(What is being asked): Exact output of all the records is required.

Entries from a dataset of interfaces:
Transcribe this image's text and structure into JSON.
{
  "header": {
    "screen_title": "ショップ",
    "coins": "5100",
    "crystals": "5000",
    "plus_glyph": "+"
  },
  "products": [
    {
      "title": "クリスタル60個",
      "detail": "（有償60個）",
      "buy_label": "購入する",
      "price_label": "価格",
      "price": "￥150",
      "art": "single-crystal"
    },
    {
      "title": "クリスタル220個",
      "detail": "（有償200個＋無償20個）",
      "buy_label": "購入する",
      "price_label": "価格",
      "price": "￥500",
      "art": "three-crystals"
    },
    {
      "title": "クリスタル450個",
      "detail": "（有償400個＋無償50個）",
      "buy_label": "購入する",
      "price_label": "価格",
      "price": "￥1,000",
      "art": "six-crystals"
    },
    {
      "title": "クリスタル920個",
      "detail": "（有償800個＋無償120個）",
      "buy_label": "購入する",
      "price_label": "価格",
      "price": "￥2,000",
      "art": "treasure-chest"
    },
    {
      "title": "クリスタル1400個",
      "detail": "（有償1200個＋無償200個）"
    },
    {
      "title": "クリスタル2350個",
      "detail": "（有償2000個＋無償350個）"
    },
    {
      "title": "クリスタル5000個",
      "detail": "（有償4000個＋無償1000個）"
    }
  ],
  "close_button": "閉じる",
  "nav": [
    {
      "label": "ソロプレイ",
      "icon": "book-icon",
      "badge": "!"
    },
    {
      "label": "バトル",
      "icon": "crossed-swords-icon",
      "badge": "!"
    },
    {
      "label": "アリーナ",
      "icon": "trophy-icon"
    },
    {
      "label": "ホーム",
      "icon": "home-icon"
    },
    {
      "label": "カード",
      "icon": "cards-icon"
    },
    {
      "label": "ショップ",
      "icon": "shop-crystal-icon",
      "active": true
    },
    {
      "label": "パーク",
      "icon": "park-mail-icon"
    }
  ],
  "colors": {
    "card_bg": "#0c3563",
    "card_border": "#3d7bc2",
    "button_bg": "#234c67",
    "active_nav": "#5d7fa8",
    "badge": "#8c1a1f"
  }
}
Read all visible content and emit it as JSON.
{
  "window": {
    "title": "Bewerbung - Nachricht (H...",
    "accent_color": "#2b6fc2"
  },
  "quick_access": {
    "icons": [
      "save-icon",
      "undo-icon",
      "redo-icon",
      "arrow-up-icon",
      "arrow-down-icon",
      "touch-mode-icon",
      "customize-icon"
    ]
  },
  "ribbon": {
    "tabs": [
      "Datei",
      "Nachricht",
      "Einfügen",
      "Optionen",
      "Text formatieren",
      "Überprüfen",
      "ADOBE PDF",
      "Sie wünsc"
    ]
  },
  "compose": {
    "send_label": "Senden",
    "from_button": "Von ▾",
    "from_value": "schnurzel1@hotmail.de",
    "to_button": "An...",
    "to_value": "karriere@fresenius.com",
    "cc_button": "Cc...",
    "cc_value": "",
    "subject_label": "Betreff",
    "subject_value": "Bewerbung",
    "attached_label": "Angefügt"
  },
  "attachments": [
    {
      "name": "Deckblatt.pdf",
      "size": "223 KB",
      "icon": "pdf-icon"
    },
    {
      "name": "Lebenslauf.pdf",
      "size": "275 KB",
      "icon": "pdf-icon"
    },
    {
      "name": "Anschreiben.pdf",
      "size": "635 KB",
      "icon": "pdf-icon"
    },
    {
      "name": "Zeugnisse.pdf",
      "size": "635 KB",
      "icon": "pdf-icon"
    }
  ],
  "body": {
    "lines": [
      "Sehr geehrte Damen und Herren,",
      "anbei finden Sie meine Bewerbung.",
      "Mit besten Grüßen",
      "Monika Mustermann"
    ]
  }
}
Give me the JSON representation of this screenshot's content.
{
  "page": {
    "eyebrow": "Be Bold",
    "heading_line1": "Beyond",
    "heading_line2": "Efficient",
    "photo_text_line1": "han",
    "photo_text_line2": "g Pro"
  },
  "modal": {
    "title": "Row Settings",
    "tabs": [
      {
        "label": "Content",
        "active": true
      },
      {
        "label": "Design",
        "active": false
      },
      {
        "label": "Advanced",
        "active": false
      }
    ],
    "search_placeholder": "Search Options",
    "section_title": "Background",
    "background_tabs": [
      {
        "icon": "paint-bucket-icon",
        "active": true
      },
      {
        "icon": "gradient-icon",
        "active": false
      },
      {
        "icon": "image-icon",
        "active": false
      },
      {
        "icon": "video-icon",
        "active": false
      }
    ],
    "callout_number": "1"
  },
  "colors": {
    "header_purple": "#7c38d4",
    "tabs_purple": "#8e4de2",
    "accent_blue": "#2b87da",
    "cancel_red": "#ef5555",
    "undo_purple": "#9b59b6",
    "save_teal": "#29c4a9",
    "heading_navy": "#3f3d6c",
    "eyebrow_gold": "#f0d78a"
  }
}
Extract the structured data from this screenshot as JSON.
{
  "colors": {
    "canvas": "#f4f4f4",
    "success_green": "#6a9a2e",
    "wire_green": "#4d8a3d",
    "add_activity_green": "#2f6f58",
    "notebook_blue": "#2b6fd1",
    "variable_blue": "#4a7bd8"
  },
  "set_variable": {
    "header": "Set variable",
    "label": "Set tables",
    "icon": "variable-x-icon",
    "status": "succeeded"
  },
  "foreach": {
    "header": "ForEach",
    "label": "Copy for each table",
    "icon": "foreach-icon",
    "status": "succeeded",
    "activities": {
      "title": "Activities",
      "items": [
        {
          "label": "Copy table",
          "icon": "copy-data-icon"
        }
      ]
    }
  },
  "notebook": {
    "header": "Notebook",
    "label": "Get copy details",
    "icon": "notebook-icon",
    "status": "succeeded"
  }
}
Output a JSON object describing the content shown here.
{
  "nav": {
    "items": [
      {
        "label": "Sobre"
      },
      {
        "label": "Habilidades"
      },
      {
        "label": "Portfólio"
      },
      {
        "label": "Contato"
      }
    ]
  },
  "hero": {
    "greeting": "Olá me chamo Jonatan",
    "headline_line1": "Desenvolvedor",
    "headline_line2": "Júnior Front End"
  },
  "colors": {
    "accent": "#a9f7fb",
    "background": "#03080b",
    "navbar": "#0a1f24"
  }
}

(Output below):
Transcribe this image's text and structure into JSON.
{
  "header": {
    "screen_title": "ショップ",
    "coins": "5100",
    "crystals": "5000",
    "plus_glyph": "+"
  },
  "products": [
    {
      "title": "クリスタル60個",
      "detail": "（有償60個）",
      "buy_label": "購入する",
      "price_label": "価格",
      "price": "￥150",
      "art": "single-crystal"
    },
    {
      "title": "クリスタル220個",
      "detail": "（有償200個＋無償20個）",
      "buy_label": "購入する",
      "price_label": "価格",
      "price": "￥500",
      "art": "three-crystals"
    },
    {
      "title": "クリスタル450個",
      "detail": "（有償400個＋無償50個）",
      "buy_label": "購入する",
      "price_label": "価格",
      "price": "￥1,000",
      "art": "six-crystals"
    },
    {
      "title": "クリスタル920個",
      "detail": "（有償800個＋無償120個）",
      "buy_label": "購入する",
      "price_label": "価格",
      "price": "￥2,000",
      "art": "treasure-chest"
    },
    {
      "title": "クリスタル1400個",
      "detail": "（有償1200個＋無償200個）"
    },
    {
      "title": "クリスタル2350個",
      "detail": "（有償2000個＋無償350個）"
    },
    {
      "title": "クリスタル5000個",
      "detail": "（有償4000個＋無償1000個）"
    }
  ],
  "close_button": "閉じる",
  "nav": [
    {
      "label": "ソロプレイ",
      "icon": "book-icon",
      "badge": "!"
    },
    {
      "label": "バトル",
      "icon": "crossed-swords-icon",
      "badge": "!"
    },
    {
      "label": "アリーナ",
      "icon": "trophy-icon"
    },
    {
      "label": "ホーム",
      "icon": "home-icon"
    },
    {
      "label": "カード",
      "icon": "cards-icon"
    },
    {
      "label": "ショップ",
      "icon": "shop-crystal-icon",
      "active": true
    },
    {
      "label": "パーク",
      "icon": "park-mail-icon"
    }
  ],
  "colors": {
    "card_bg": "#0c3563",
    "card_border": "#3d7bc2",
    "button_bg": "#234c67",
    "active_nav": "#5d7fa8",
    "badge": "#8c1a1f"
  }
}
Read all visible content and emit it as JSON.
{
  "window": {
    "title": "Bewerbung - Nachricht (H...",
    "accent_color": "#2b6fc2"
  },
  "quick_access": {
    "icons": [
      "save-icon",
      "undo-icon",
      "redo-icon",
      "arrow-up-icon",
      "arrow-down-icon",
      "touch-mode-icon",
      "customize-icon"
    ]
  },
  "ribbon": {
    "tabs": [
      "Datei",
      "Nachricht",
      "Einfügen",
      "Optionen",
      "Text formatieren",
      "Überprüfen",
      "ADOBE PDF",
      "Sie wünsc"
    ]
  },
  "compose": {
    "send_label": "Senden",
    "from_button": "Von ▾",
    "from_value": "schnurzel1@hotmail.de",
    "to_button": "An...",
    "to_value": "karriere@fresenius.com",
    "cc_button": "Cc...",
    "cc_value": "",
    "subject_label": "Betreff",
    "subject_value": "Bewerbung",
    "attached_label": "Angefügt"
  },
  "attachments": [
    {
      "name": "Deckblatt.pdf",
      "size": "223 KB",
      "icon": "pdf-icon"
    },
    {
      "name": "Lebenslauf.pdf",
      "size": "275 KB",
      "icon": "pdf-icon"
    },
    {
      "name": "Anschreiben.pdf",
      "size": "635 KB",
      "icon": "pdf-icon"
    },
    {
      "name": "Zeugnisse.pdf",
      "size": "635 KB",
      "icon": "pdf-icon"
    }
  ],
  "body": {
    "lines": [
      "Sehr geehrte Damen und Herren,",
      "anbei finden Sie meine Bewerbung.",
      "Mit besten Grüßen",
      "Monika Mustermann"
    ]
  }
}
Give me the JSON representation of this screenshot's content.
{
  "page": {
    "eyebrow": "Be Bold",
    "heading_line1": "Beyond",
    "heading_line2": "Efficient",
    "photo_text_line1": "han",
    "photo_text_line2": "g Pro"
  },
  "modal": {
    "title": "Row Settings",
    "tabs": [
      {
        "label": "Content",
        "active": true
      },
      {
        "label": "Design",
        "active": false
      },
      {
        "label": "Advanced",
        "active": false
      }
    ],
    "search_placeholder": "Search Options",
    "section_title": "Background",
    "background_tabs": [
      {
        "icon": "paint-bucket-icon",
        "active": true
      },
      {
        "icon": "gradient-icon",
        "active": false
      },
      {
        "icon": "image-icon",
        "active": false
      },
      {
        "icon": "video-icon",
        "active": false
      }
    ],
    "callout_number": "1"
  },
  "colors": {
    "header_purple": "#7c38d4",
    "tabs_purple": "#8e4de2",
    "accent_blue": "#2b87da",
    "cancel_red": "#ef5555",
    "undo_purple": "#9b59b6",
    "save_teal": "#29c4a9",
    "heading_navy": "#3f3d6c",
    "eyebrow_gold": "#f0d78a"
  }
}
Extract the structured data from this screenshot as JSON.
{
  "colors": {
    "canvas": "#f4f4f4",
    "success_green": "#6a9a2e",
    "wire_green": "#4d8a3d",
    "add_activity_green": "#2f6f58",
    "notebook_blue": "#2b6fd1",
    "variable_blue": "#4a7bd8"
  },
  "set_variable": {
    "header": "Set variable",
    "label": "Set tables",
    "icon": "variable-x-icon",
    "status": "succeeded"
  },
  "foreach": {
    "header": "ForEach",
    "label": "Copy for each table",
    "icon": "foreach-icon",
    "status": "succeeded",
    "activities": {
      "title": "Activities",
      "items": [
        {
          "label": "Copy table",
          "icon": "copy-data-icon"
        }
      ]
    }
  },
  "notebook": {
    "header": "Notebook",
    "label": "Get copy details",
    "icon": "notebook-icon",
    "status": "succeeded"
  }
}
Output a JSON object describing the content shown here.
{
  "nav": {
    "items": [
      {
        "label": "Sobre"
      },
      {
        "label": "Habilidades"
      },
      {
        "label": "Portfólio"
      },
      {
        "label": "Contato"
      }
    ]
  },
  "hero": {
    "greeting": "Olá me chamo Jonatan",
    "headline_line1": "Desenvolvedor",
    "headline_line2": "Júnior Front End"
  },
  "colors": {
    "accent": "#a9f7fb",
    "background": "#03080b",
    "navbar": "#0a1f24"
  }
}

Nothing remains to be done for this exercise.